* **Work to be completed**
Provide only the number of lines in the data below that contain the word "Giao".

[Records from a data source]
<<<<

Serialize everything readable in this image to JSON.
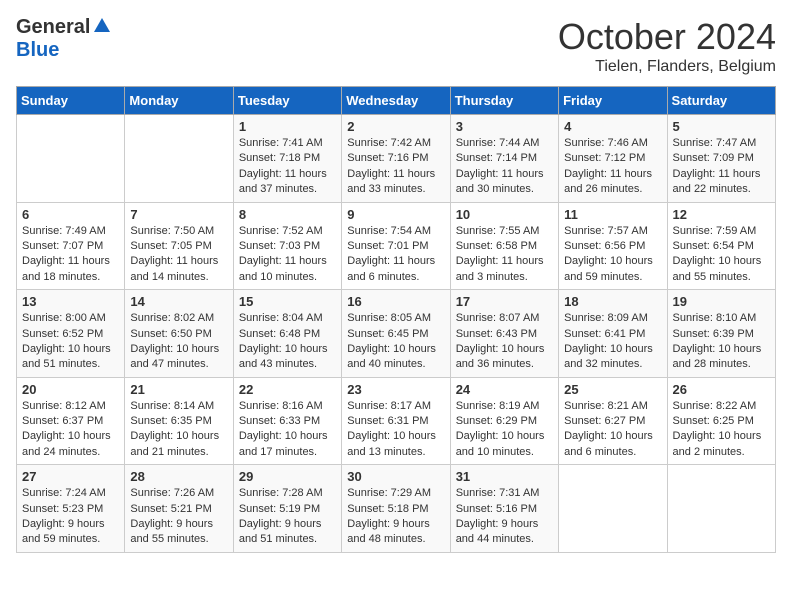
{
  "header": {
    "logo_general": "General",
    "logo_blue": "Blue",
    "month_title": "October 2024",
    "location": "Tielen, Flanders, Belgium"
  },
  "days_of_week": [
    "Sunday",
    "Monday",
    "Tuesday",
    "Wednesday",
    "Thursday",
    "Friday",
    "Saturday"
  ],
  "weeks": [
    [
      {
        "day": "",
        "content": ""
      },
      {
        "day": "",
        "content": ""
      },
      {
        "day": "1",
        "content": "Sunrise: 7:41 AM\nSunset: 7:18 PM\nDaylight: 11 hours\nand 37 minutes."
      },
      {
        "day": "2",
        "content": "Sunrise: 7:42 AM\nSunset: 7:16 PM\nDaylight: 11 hours\nand 33 minutes."
      },
      {
        "day": "3",
        "content": "Sunrise: 7:44 AM\nSunset: 7:14 PM\nDaylight: 11 hours\nand 30 minutes."
      },
      {
        "day": "4",
        "content": "Sunrise: 7:46 AM\nSunset: 7:12 PM\nDaylight: 11 hours\nand 26 minutes."
      },
      {
        "day": "5",
        "content": "Sunrise: 7:47 AM\nSunset: 7:09 PM\nDaylight: 11 hours\nand 22 minutes."
      }
    ],
    [
      {
        "day": "6",
        "content": "Sunrise: 7:49 AM\nSunset: 7:07 PM\nDaylight: 11 hours\nand 18 minutes."
      },
      {
        "day": "7",
        "content": "Sunrise: 7:50 AM\nSunset: 7:05 PM\nDaylight: 11 hours\nand 14 minutes."
      },
      {
        "day": "8",
        "content": "Sunrise: 7:52 AM\nSunset: 7:03 PM\nDaylight: 11 hours\nand 10 minutes."
      },
      {
        "day": "9",
        "content": "Sunrise: 7:54 AM\nSunset: 7:01 PM\nDaylight: 11 hours\nand 6 minutes."
      },
      {
        "day": "10",
        "content": "Sunrise: 7:55 AM\nSunset: 6:58 PM\nDaylight: 11 hours\nand 3 minutes."
      },
      {
        "day": "11",
        "content": "Sunrise: 7:57 AM\nSunset: 6:56 PM\nDaylight: 10 hours\nand 59 minutes."
      },
      {
        "day": "12",
        "content": "Sunrise: 7:59 AM\nSunset: 6:54 PM\nDaylight: 10 hours\nand 55 minutes."
      }
    ],
    [
      {
        "day": "13",
        "content": "Sunrise: 8:00 AM\nSunset: 6:52 PM\nDaylight: 10 hours\nand 51 minutes."
      },
      {
        "day": "14",
        "content": "Sunrise: 8:02 AM\nSunset: 6:50 PM\nDaylight: 10 hours\nand 47 minutes."
      },
      {
        "day": "15",
        "content": "Sunrise: 8:04 AM\nSunset: 6:48 PM\nDaylight: 10 hours\nand 43 minutes."
      },
      {
        "day": "16",
        "content": "Sunrise: 8:05 AM\nSunset: 6:45 PM\nDaylight: 10 hours\nand 40 minutes."
      },
      {
        "day": "17",
        "content": "Sunrise: 8:07 AM\nSunset: 6:43 PM\nDaylight: 10 hours\nand 36 minutes."
      },
      {
        "day": "18",
        "content": "Sunrise: 8:09 AM\nSunset: 6:41 PM\nDaylight: 10 hours\nand 32 minutes."
      },
      {
        "day": "19",
        "content": "Sunrise: 8:10 AM\nSunset: 6:39 PM\nDaylight: 10 hours\nand 28 minutes."
      }
    ],
    [
      {
        "day": "20",
        "content": "Sunrise: 8:12 AM\nSunset: 6:37 PM\nDaylight: 10 hours\nand 24 minutes."
      },
      {
        "day": "21",
        "content": "Sunrise: 8:14 AM\nSunset: 6:35 PM\nDaylight: 10 hours\nand 21 minutes."
      },
      {
        "day": "22",
        "content": "Sunrise: 8:16 AM\nSunset: 6:33 PM\nDaylight: 10 hours\nand 17 minutes."
      },
      {
        "day": "23",
        "content": "Sunrise: 8:17 AM\nSunset: 6:31 PM\nDaylight: 10 hours\nand 13 minutes."
      },
      {
        "day": "24",
        "content": "Sunrise: 8:19 AM\nSunset: 6:29 PM\nDaylight: 10 hours\nand 10 minutes."
      },
      {
        "day": "25",
        "content": "Sunrise: 8:21 AM\nSunset: 6:27 PM\nDaylight: 10 hours\nand 6 minutes."
      },
      {
        "day": "26",
        "content": "Sunrise: 8:22 AM\nSunset: 6:25 PM\nDaylight: 10 hours\nand 2 minutes."
      }
    ],
    [
      {
        "day": "27",
        "content": "Sunrise: 7:24 AM\nSunset: 5:23 PM\nDaylight: 9 hours\nand 59 minutes."
      },
      {
        "day": "28",
        "content": "Sunrise: 7:26 AM\nSunset: 5:21 PM\nDaylight: 9 hours\nand 55 minutes."
      },
      {
        "day": "29",
        "content": "Sunrise: 7:28 AM\nSunset: 5:19 PM\nDaylight: 9 hours\nand 51 minutes."
      },
      {
        "day": "30",
        "content": "Sunrise: 7:29 AM\nSunset: 5:18 PM\nDaylight: 9 hours\nand 48 minutes."
      },
      {
        "day": "31",
        "content": "Sunrise: 7:31 AM\nSunset: 5:16 PM\nDaylight: 9 hours\nand 44 minutes."
      },
      {
        "day": "",
        "content": ""
      },
      {
        "day": "",
        "content": ""
      }
    ]
  ]
}
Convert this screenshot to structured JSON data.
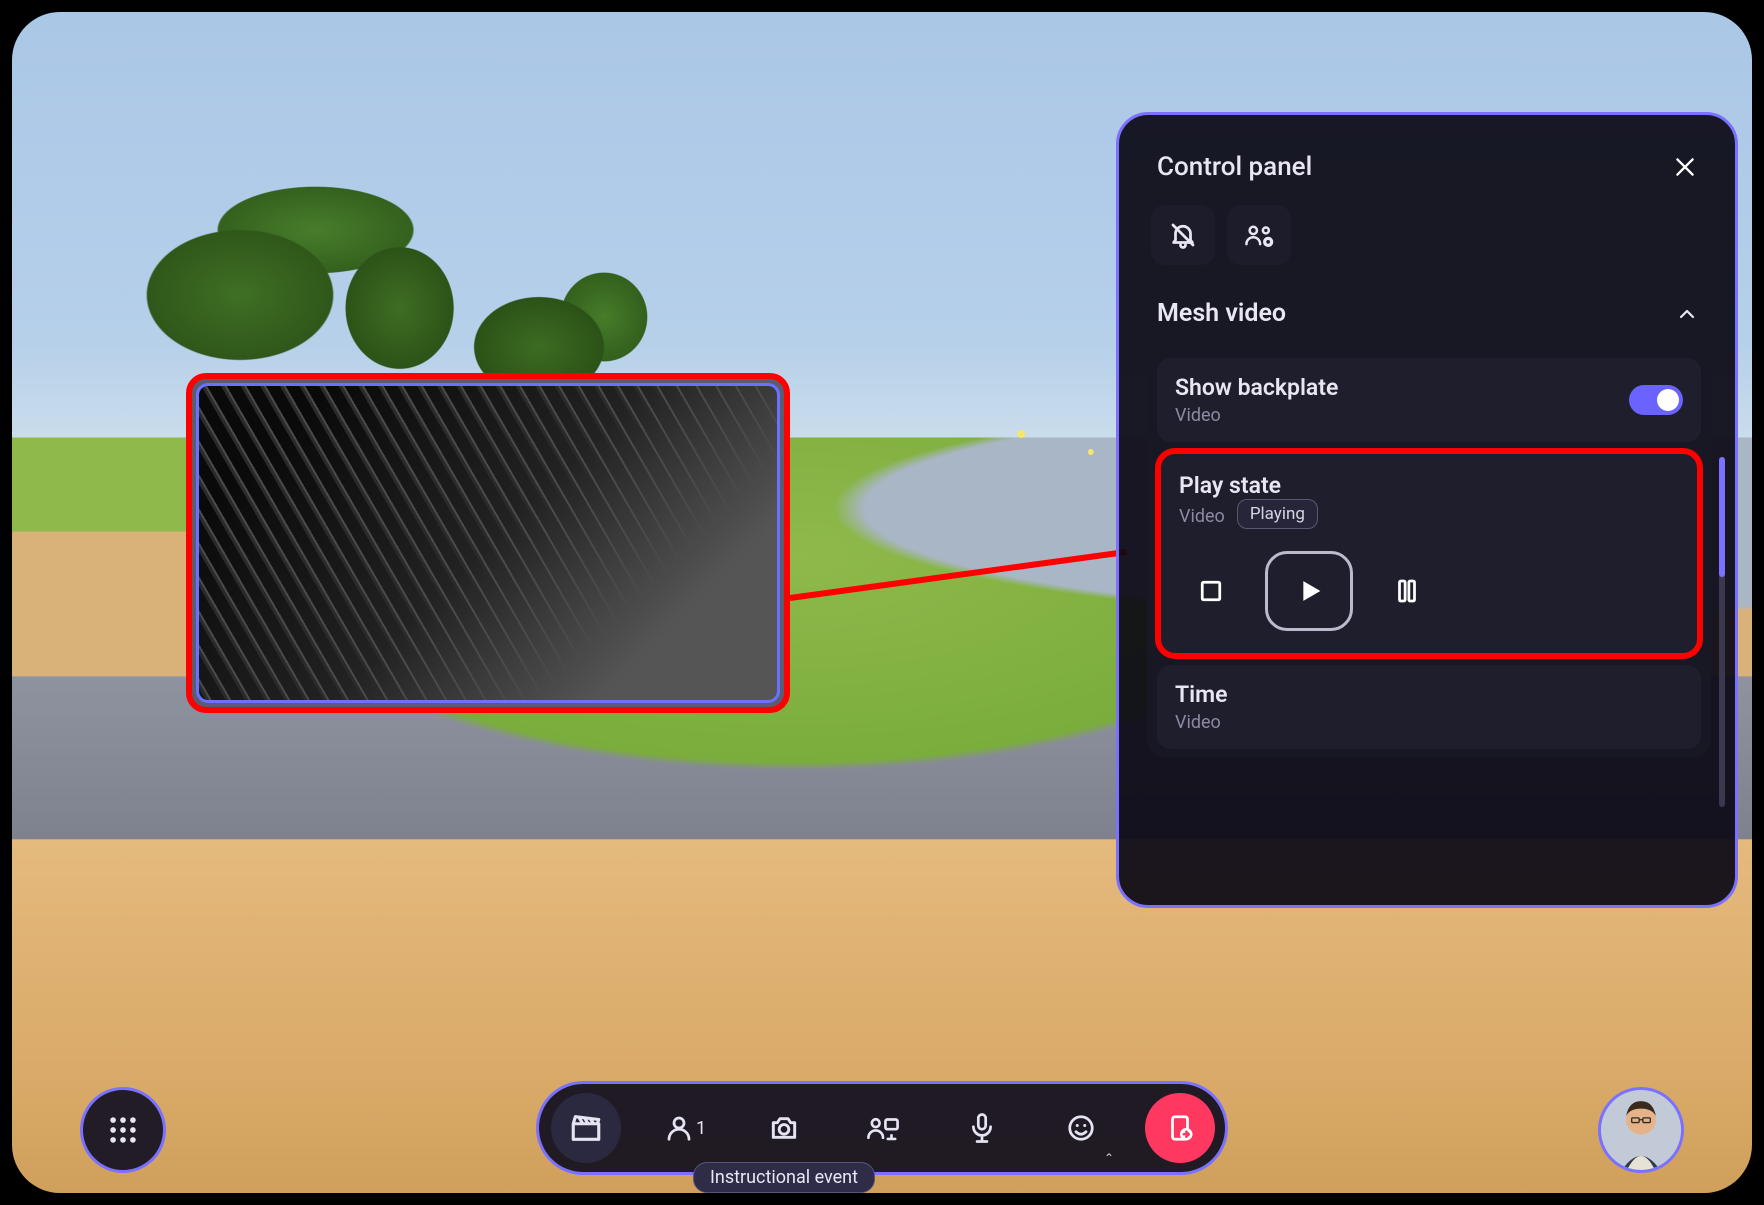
{
  "panel": {
    "title": "Control panel",
    "section_title": "Mesh video",
    "backplate": {
      "label": "Show backplate",
      "sublabel": "Video",
      "enabled": true
    },
    "playstate": {
      "label": "Play state",
      "sublabel": "Video",
      "badge": "Playing"
    },
    "time": {
      "label": "Time",
      "sublabel": "Video"
    }
  },
  "dock": {
    "people_count": "1",
    "tooltip": "Instructional event"
  },
  "colors": {
    "accent": "#7a71ff",
    "danger": "#ff0000",
    "leave": "#ff3860"
  }
}
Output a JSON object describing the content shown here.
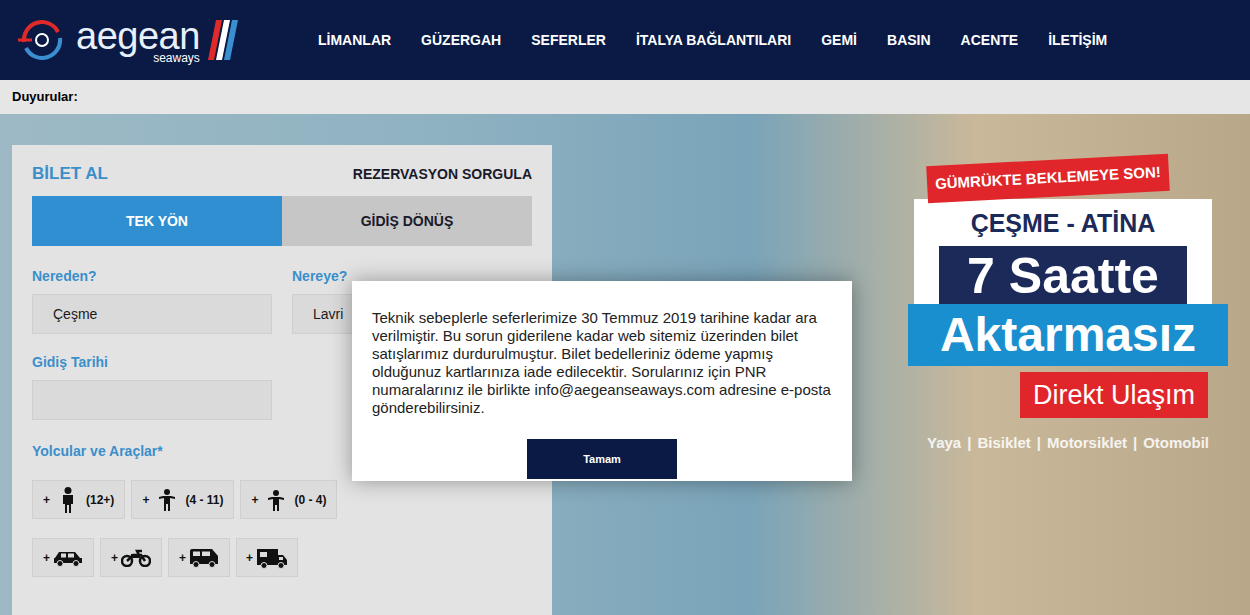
{
  "logo": {
    "name": "aegean",
    "sub": "seaways"
  },
  "nav": [
    "LİMANLAR",
    "GÜZERGAH",
    "SEFERLER",
    "İTALYA BAĞLANTILARI",
    "GEMİ",
    "BASIN",
    "ACENTE",
    "İLETİŞİM"
  ],
  "announcements": {
    "label": "Duyurular:"
  },
  "booking": {
    "title": "BİLET AL",
    "query_link": "REZERVASYON SORGULA",
    "trip_tabs": [
      {
        "label": "TEK YÖN",
        "selected": true
      },
      {
        "label": "GİDİŞ DÖNÜŞ",
        "selected": false
      }
    ],
    "from": {
      "label": "Nereden?",
      "value": "Çeşme"
    },
    "to": {
      "label": "Nereye?",
      "value": "Lavri"
    },
    "date": {
      "label": "Gidiş Tarihi",
      "value": ""
    },
    "travellers_label": "Yolcular ve Araçlar*",
    "passengers": [
      {
        "plus": "+",
        "age": "(12+)",
        "kind": "adult"
      },
      {
        "plus": "+",
        "age": "(4 - 11)",
        "kind": "child"
      },
      {
        "plus": "+",
        "age": "(0 - 4)",
        "kind": "infant"
      }
    ],
    "vehicles": [
      {
        "plus": "+",
        "kind": "car"
      },
      {
        "plus": "+",
        "kind": "motorcycle"
      },
      {
        "plus": "+",
        "kind": "van"
      },
      {
        "plus": "+",
        "kind": "caravan"
      }
    ]
  },
  "promo": {
    "banner": "GÜMRÜKTE BEKLEMEYE SON!",
    "route": "ÇEŞME - ATİNA",
    "duration": "7 Saatte",
    "direct": "Aktarmasız",
    "tagline": "Direkt Ulaşım",
    "modes": [
      "Yaya",
      "Bisiklet",
      "Motorsiklet",
      "Otomobil"
    ],
    "separator": "|"
  },
  "dialog": {
    "message": "Teknik sebeplerle seferlerimize 30 Temmuz 2019 tarihine kadar ara verilmiştir. Bu sorun giderilene kadar web sitemiz üzerinden bilet satışlarımız durdurulmuştur. Bilet bedelleriniz ödeme yapmış olduğunuz kartlarınıza iade edilecektir. Sorularınız için PNR numaralarınız ile birlikte info@aegeanseaways.com adresine e-posta gönderebilirsiniz.",
    "buttons": [
      "Tamam"
    ]
  }
}
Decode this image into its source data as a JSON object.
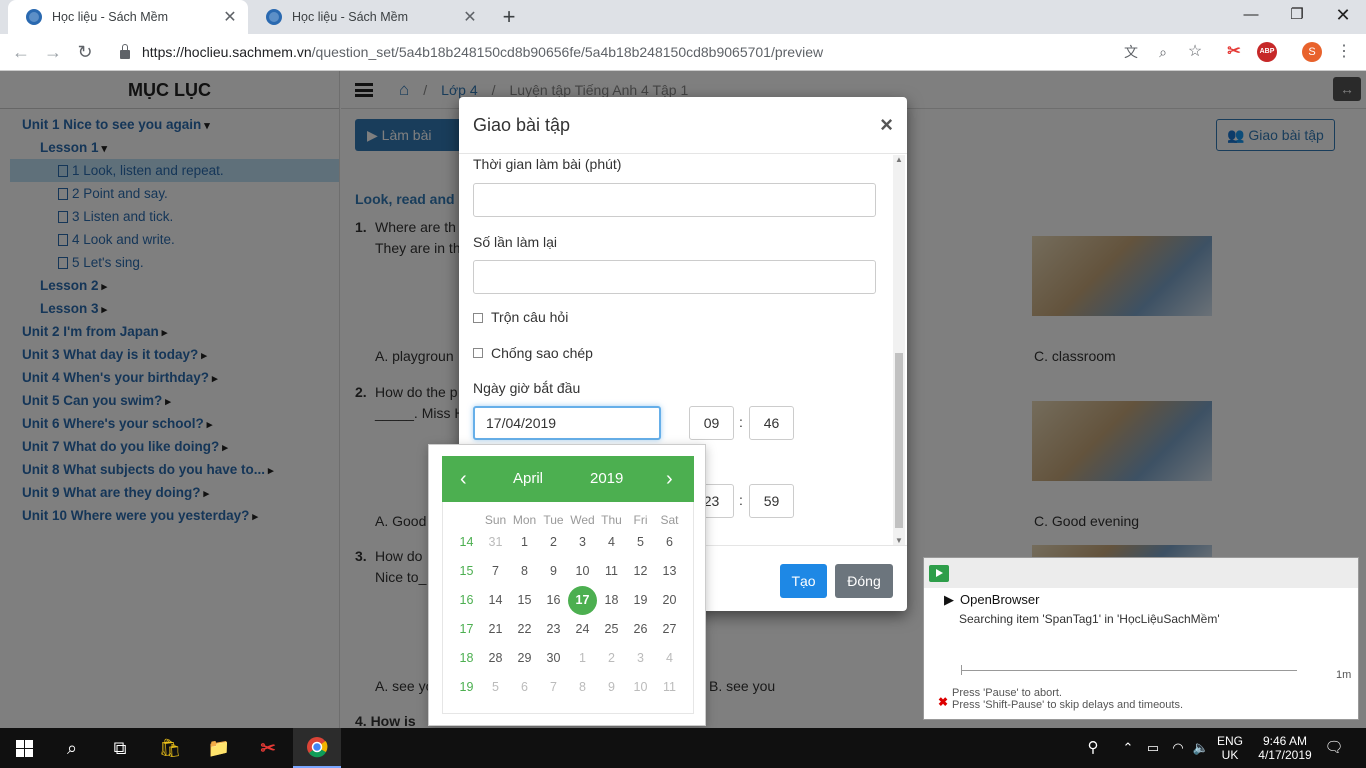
{
  "browser": {
    "tabs": [
      {
        "title": "Học liệu - Sách Mềm",
        "active": true
      },
      {
        "title": "Học liệu - Sách Mềm",
        "active": false
      }
    ],
    "url_host": "https://hoclieu.sachmem.vn",
    "url_path": "/question_set/5a4b18b248150cd8b90656fe/5a4b18b248150cd8b9065701/preview",
    "profile_initial": "S",
    "abp_label": "ABP"
  },
  "sidebar": {
    "title": "MỤC LỤC",
    "items": [
      {
        "label": "Unit 1 Nice to see you again",
        "level": "unit",
        "caret": "▾"
      },
      {
        "label": "Lesson 1",
        "level": "lesson",
        "caret": "▾"
      },
      {
        "label": "1 Look, listen and repeat.",
        "level": "item",
        "selected": true
      },
      {
        "label": "2 Point and say.",
        "level": "item"
      },
      {
        "label": "3 Listen and tick.",
        "level": "item"
      },
      {
        "label": "4 Look and write.",
        "level": "item"
      },
      {
        "label": "5 Let's sing.",
        "level": "item"
      },
      {
        "label": "Lesson 2",
        "level": "lesson",
        "caret": "▸"
      },
      {
        "label": "Lesson 3",
        "level": "lesson",
        "caret": "▸"
      },
      {
        "label": "Unit 2 I'm from Japan",
        "level": "unit",
        "caret": "▸"
      },
      {
        "label": "Unit 3 What day is it today?",
        "level": "unit",
        "caret": "▸"
      },
      {
        "label": "Unit 4 When's your birthday?",
        "level": "unit",
        "caret": "▸"
      },
      {
        "label": "Unit 5 Can you swim?",
        "level": "unit",
        "caret": "▸"
      },
      {
        "label": "Unit 6 Where's your school?",
        "level": "unit",
        "caret": "▸"
      },
      {
        "label": "Unit 7 What do you like doing?",
        "level": "unit",
        "caret": "▸"
      },
      {
        "label": "Unit 8 What subjects do you have to...",
        "level": "unit",
        "caret": "▸"
      },
      {
        "label": "Unit 9 What are they doing?",
        "level": "unit",
        "caret": "▸"
      },
      {
        "label": "Unit 10 Where were you yesterday?",
        "level": "unit",
        "caret": "▸"
      }
    ]
  },
  "main": {
    "breadcrumb": [
      "Lớp 4",
      "Luyện tập Tiếng Anh 4 Tập 1"
    ],
    "lam_bai_label": "▶ Làm bài",
    "giao_bai_tap_label": "Giao bài tập",
    "section_title": "Look, read and",
    "q1_num": "1.",
    "q1_line1": "Where are th",
    "q1_line2": "They are in th",
    "q1_a": "A. playgroun",
    "q1_c": "C. classroom",
    "q2_num": "2.",
    "q2_line1": "How do the p",
    "q2_line2": "_____. Miss Hi",
    "q2_a": "A. Good",
    "q2_c": "C. Good evening",
    "q3_num": "3.",
    "q3_line1": "How do",
    "q3_line2": "Nice to_",
    "q3_a": "A. see yo",
    "q3_b": "B. see you",
    "q4": "4. How is"
  },
  "modal": {
    "title": "Giao bài tập",
    "close": "×",
    "duration_label": "Thời gian làm bài (phút)",
    "duration_value": "",
    "retries_label": "Số lần làm lại",
    "retries_value": "",
    "shuffle_label": "Trộn câu hỏi",
    "anticopy_label": "Chống sao chép",
    "start_label": "Ngày giờ bắt đầu",
    "start_date": "17/04/2019",
    "start_hour": "09",
    "start_minute": "46",
    "end_hour": "23",
    "end_minute": "59",
    "create_label": "Tạo",
    "close_label": "Đóng"
  },
  "datepicker": {
    "prev": "‹",
    "next": "›",
    "month": "April",
    "year": "2019",
    "dow": [
      "Sun",
      "Mon",
      "Tue",
      "Wed",
      "Thu",
      "Fri",
      "Sat"
    ],
    "selected_day": 17,
    "rows": [
      {
        "week": "14",
        "days": [
          [
            "31",
            1
          ],
          [
            "1",
            0
          ],
          [
            "2",
            0
          ],
          [
            "3",
            0
          ],
          [
            "4",
            0
          ],
          [
            "5",
            0
          ],
          [
            "6",
            0
          ]
        ]
      },
      {
        "week": "15",
        "days": [
          [
            "7",
            0
          ],
          [
            "8",
            0
          ],
          [
            "9",
            0
          ],
          [
            "10",
            0
          ],
          [
            "11",
            0
          ],
          [
            "12",
            0
          ],
          [
            "13",
            0
          ]
        ]
      },
      {
        "week": "16",
        "days": [
          [
            "14",
            0
          ],
          [
            "15",
            0
          ],
          [
            "16",
            0
          ],
          [
            "17",
            0
          ],
          [
            "18",
            0
          ],
          [
            "19",
            0
          ],
          [
            "20",
            0
          ]
        ]
      },
      {
        "week": "17",
        "days": [
          [
            "21",
            0
          ],
          [
            "22",
            0
          ],
          [
            "23",
            0
          ],
          [
            "24",
            0
          ],
          [
            "25",
            0
          ],
          [
            "26",
            0
          ],
          [
            "27",
            0
          ]
        ]
      },
      {
        "week": "18",
        "days": [
          [
            "28",
            0
          ],
          [
            "29",
            0
          ],
          [
            "30",
            0
          ],
          [
            "1",
            1
          ],
          [
            "2",
            1
          ],
          [
            "3",
            1
          ],
          [
            "4",
            1
          ]
        ]
      },
      {
        "week": "19",
        "days": [
          [
            "5",
            1
          ],
          [
            "6",
            1
          ],
          [
            "7",
            1
          ],
          [
            "8",
            1
          ],
          [
            "9",
            1
          ],
          [
            "10",
            1
          ],
          [
            "11",
            1
          ]
        ]
      }
    ]
  },
  "notification": {
    "action": "OpenBrowser",
    "detail": "Searching item 'SpanTag1' in 'HọcLiệuSachMềm'",
    "duration": "1m",
    "hint1": "Press 'Pause' to abort.",
    "hint2": "Press 'Shift-Pause' to skip delays and timeouts."
  },
  "taskbar": {
    "lang_top": "ENG",
    "lang_bottom": "UK",
    "time": "9:46 AM",
    "date": "4/17/2019"
  }
}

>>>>

* **Written answer**
2